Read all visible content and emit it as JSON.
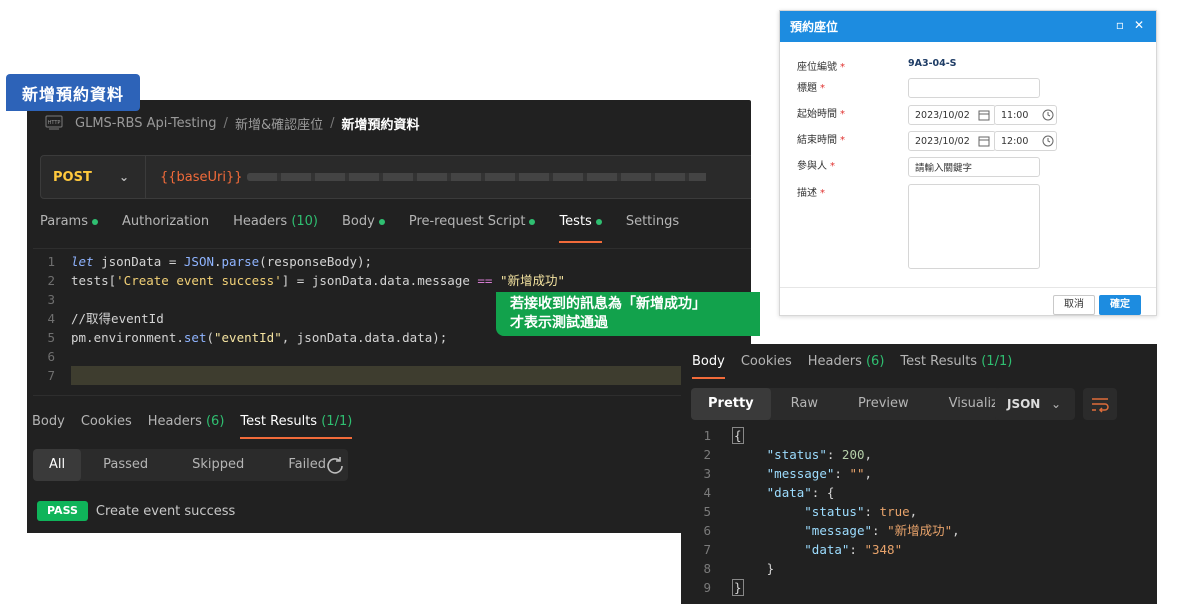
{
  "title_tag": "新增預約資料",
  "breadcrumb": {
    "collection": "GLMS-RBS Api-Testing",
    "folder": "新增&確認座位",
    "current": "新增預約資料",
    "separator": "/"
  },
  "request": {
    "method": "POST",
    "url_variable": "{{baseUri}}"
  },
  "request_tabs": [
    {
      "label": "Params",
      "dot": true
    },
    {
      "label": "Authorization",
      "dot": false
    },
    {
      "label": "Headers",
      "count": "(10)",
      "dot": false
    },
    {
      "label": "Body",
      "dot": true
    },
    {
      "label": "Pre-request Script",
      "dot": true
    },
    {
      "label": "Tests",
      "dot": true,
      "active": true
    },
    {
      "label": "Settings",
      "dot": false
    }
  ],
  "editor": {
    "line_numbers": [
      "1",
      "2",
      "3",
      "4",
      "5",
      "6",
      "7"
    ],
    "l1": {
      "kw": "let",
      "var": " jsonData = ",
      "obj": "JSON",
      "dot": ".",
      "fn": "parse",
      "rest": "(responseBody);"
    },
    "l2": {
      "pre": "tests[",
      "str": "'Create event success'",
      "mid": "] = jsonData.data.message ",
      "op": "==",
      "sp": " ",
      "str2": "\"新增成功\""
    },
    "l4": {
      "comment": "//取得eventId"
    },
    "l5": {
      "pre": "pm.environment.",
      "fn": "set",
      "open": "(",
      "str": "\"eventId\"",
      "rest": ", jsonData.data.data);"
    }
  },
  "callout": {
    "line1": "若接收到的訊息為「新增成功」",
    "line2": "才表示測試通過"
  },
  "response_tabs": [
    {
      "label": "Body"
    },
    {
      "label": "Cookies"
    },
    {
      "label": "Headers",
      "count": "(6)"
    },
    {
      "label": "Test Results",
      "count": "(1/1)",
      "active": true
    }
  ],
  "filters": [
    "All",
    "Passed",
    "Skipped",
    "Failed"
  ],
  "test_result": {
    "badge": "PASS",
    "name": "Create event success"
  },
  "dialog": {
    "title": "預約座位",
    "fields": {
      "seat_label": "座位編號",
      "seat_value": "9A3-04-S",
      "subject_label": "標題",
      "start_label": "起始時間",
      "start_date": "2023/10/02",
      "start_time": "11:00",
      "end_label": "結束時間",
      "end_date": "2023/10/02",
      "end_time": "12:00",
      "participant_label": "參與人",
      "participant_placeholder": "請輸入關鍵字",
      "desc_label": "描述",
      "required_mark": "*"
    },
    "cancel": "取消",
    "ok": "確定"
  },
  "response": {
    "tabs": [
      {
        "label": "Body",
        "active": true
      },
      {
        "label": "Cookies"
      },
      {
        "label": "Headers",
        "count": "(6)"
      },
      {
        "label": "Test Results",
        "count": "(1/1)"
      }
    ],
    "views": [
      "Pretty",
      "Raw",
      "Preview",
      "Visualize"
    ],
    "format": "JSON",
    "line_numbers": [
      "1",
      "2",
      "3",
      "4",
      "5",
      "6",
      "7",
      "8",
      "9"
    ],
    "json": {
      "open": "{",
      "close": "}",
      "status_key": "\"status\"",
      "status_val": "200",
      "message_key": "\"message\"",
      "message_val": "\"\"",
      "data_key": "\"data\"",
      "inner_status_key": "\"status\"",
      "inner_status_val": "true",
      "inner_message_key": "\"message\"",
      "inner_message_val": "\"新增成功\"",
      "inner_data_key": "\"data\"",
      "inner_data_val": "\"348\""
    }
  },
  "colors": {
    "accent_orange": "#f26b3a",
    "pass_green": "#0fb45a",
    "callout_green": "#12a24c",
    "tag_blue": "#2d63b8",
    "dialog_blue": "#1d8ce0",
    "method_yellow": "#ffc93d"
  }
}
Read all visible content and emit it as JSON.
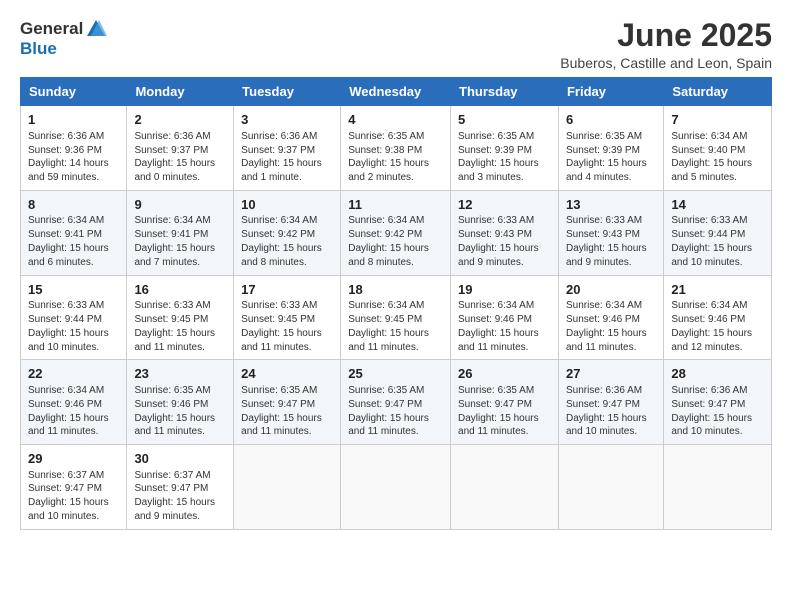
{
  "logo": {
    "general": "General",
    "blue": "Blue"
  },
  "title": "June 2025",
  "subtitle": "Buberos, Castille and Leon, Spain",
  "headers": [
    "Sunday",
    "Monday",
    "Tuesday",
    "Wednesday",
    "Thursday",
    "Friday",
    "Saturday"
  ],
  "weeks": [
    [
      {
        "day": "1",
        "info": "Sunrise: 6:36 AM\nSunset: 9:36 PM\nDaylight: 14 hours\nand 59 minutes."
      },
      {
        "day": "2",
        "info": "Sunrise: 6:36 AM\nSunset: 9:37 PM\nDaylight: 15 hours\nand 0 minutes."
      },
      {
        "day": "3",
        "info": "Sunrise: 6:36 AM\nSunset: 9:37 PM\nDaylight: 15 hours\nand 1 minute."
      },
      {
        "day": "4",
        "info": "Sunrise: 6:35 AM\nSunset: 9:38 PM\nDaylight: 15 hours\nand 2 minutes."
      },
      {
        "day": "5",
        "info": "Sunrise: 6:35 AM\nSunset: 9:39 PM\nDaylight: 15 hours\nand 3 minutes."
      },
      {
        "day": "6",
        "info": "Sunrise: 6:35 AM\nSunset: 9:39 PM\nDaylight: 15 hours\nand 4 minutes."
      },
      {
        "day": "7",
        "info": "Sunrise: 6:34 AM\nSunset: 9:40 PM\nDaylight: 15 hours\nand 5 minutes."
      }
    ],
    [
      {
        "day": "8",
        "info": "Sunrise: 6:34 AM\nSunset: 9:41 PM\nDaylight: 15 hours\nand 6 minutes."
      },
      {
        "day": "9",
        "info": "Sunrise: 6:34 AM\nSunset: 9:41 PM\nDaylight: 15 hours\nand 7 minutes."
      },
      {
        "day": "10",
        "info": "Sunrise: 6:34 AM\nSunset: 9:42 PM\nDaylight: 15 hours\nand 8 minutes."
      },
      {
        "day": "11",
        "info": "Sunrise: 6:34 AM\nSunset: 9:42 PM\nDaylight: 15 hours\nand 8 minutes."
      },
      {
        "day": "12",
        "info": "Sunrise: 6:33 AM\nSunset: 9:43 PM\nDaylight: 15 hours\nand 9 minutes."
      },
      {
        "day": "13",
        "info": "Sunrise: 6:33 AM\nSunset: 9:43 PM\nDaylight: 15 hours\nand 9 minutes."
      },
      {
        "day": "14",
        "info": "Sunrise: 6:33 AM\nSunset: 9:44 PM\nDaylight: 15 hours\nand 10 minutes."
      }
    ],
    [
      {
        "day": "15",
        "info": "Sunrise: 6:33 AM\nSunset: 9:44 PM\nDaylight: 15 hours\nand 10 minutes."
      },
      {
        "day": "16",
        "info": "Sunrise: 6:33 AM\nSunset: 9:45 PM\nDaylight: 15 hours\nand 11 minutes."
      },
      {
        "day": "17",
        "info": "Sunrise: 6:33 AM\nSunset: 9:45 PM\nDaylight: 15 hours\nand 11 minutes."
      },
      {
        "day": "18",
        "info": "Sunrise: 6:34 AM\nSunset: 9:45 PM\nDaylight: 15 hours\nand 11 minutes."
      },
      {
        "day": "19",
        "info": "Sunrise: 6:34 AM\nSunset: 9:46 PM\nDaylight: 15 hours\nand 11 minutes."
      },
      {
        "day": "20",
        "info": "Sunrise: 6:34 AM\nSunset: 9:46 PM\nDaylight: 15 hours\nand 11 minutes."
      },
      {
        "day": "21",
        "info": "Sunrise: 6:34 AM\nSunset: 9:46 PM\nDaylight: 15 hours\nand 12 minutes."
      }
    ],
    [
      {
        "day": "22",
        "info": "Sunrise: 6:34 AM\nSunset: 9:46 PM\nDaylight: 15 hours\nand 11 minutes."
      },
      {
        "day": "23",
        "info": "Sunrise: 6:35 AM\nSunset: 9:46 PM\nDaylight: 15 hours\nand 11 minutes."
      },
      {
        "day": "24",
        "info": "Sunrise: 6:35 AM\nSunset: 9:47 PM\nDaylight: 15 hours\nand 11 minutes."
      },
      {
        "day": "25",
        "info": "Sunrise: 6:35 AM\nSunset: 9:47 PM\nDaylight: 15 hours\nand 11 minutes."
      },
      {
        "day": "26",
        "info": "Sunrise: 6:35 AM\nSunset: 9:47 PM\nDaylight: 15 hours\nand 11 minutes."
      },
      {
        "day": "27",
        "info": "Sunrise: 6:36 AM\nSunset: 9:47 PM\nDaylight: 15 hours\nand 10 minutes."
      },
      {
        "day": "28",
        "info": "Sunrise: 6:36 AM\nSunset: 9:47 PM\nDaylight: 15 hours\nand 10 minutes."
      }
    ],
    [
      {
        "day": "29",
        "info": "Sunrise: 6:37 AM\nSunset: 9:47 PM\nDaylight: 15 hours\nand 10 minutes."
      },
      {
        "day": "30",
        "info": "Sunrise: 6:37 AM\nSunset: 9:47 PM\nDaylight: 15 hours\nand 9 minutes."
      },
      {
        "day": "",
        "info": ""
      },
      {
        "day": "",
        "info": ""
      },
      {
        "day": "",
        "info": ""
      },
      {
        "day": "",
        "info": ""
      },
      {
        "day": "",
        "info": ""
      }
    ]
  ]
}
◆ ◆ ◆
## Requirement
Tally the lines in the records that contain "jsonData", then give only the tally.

## Task solution
3